THE REPRODUCTIVE SYSTEMThe major function of the reproductive system is to ensure survival of the species. Other systems in the body, such as the endocrine and urinary systems, work continuously to maintain homeostasis for survival of the individual. An individual may live a long, healthy, and happy life without producing offspring, but if the species is to continue, at least some individuals must produce offspring. Within the context of producing offspring, the reproductive system has four functions:

• To produce egg and sperm cells
• To transport and sustain these cells
• To nurture the developing offspring
• To produce hormones

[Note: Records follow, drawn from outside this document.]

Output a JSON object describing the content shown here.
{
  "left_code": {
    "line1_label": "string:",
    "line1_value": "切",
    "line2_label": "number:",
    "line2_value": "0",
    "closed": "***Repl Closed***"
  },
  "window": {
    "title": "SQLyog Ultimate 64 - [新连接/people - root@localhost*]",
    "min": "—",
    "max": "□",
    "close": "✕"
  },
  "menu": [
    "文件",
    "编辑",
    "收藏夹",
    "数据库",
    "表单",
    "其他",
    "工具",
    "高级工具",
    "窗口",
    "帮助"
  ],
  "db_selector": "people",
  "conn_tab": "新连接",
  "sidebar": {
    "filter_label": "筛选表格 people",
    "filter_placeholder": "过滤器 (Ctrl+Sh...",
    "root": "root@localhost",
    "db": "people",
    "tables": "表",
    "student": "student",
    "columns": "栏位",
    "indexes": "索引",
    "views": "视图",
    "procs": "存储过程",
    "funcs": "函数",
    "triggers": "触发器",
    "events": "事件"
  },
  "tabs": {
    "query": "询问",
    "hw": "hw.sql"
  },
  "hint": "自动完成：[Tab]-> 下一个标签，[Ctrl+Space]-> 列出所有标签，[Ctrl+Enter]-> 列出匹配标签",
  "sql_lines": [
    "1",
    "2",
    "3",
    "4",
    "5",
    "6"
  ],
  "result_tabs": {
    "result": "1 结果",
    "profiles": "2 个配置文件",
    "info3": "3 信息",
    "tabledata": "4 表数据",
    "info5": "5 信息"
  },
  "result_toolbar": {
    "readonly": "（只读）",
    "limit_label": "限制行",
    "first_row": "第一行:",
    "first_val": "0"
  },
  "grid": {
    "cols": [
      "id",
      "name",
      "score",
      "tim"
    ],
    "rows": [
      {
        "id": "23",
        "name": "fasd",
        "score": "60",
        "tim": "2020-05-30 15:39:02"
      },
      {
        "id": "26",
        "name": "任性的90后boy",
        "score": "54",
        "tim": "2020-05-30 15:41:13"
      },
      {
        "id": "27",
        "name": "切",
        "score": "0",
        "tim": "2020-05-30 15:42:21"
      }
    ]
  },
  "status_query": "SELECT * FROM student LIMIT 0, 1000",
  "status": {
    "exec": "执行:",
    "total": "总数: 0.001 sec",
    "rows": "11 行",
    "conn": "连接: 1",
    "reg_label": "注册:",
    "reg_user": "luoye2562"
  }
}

These functions are divided between the primary and secondary, or accessory, reproductive organs. The primary reproductive organs, or gonads, consist of the ovaries and testes. These organs are responsible for producing the egg and sperm cells, (gametes), and for producing hormones. These hormones function in the maturation of the reproductive system, the development of sexual characteristics, and have important roles in regulating the normal physiology of the reproductive system. All other organs, ducts, and glands in the reproductive system are considered secondary, or accessory, reproductive organs. These structures transport and sustain the gametes and nurture the developing offspring.

The male reproductive system, like that of the female, consists of those organs whose function is to produce a new individual, i.e., to accomplish reproduction. This system consists of a pair of testes and a network of excretory ducts (epididymis, ductus deferens (vas deferens), and ejaculatory ducts), seminal vesicles, the prostate, the bulbourethral glands, and the penis.

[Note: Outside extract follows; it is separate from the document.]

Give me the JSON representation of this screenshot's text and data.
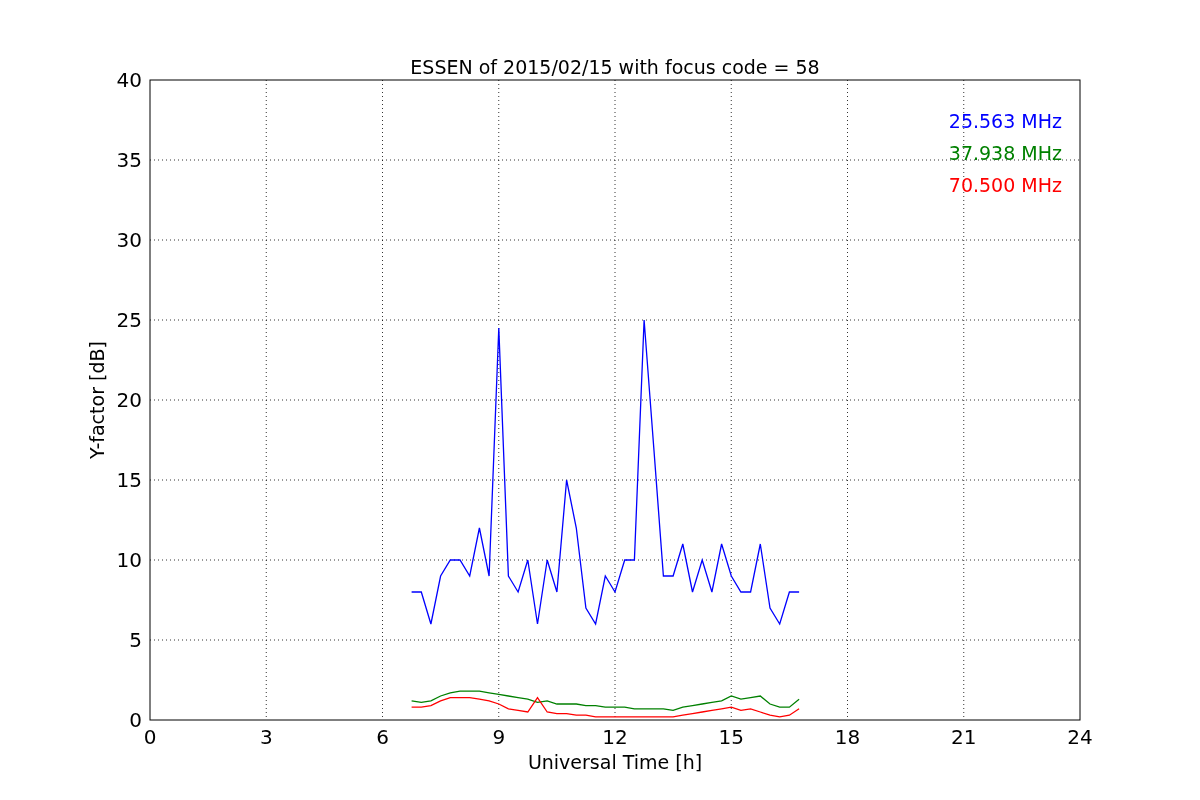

• Testes
• Duct System
• Accessory Glands
• Penis
• Male Sexual Response and Hormonal Control

The organs of the female reproductive system produce and sustain the female sex cells (egg cells or ova), transport these cells to a site where they may be fertilized by sperm, provide a favorable environment for the developing fetus, move the fetus to the outside at the end of the development period, and produce the female sex hormones. The female reproductive system includes the ovaries, Fallopian tubes, uterus, vagina, accessory glands, and external genital organs. Select a topic below to learn more about the female reproductive system.

• Ovaries
• Genital Tract
• External Genitalia
• Female Sexual Response and Hormonal Control
• Mammary Glands

The excretory system, basically, is a search and removal system in your body. Your body does the same thing every day. Hidden throughout your body are dangerous poisons that must be removed in order for it to survive. The process of excretion involves finding and removing waster materials produced by the body.

The primary organs of excretion are the lungs, kidneys and skin. Waste gasses are carried by blood traveling through the veins to the lungs where respiration takes place. Dead cells and sweat are removed from the body through the skin which is part of the integument system.

Liquid waste is removed from the body through the kidneys. Located beside the spine in your back within your ribcage, the kidneys are small 9about 10 centimeters long) reddish-brown organs shaped like beans.

During circulation, blood passes through the kidneys in order to deposit used and unwanted water, minerals, and a nitrogen-rich molecule called urea. The kidneys filter the wastes from the blood, forming liquid called urine. The kidneys funnel the urine into the bladder along two separate tubes called ureters. The bladder stores the urine until muscular contractions force the urine out of the body through the urethra. Each day, your kidneys produce about 1.5 liters of urine. All of it needs to be removed from your system. This occurs through urination.


The body’s integument system supports the excretory system in the removal of waste. Skin, hair, fingernails and toenails make up the system by which surface wastes are removed.

The skin protects the body and also provides for the removal of dead cells and sweat, which contains many waste products. Hair, fingernails and toenails are actually accumulations of dead epidermal cells. As more cells die and need to be removed, the hair and nails grow.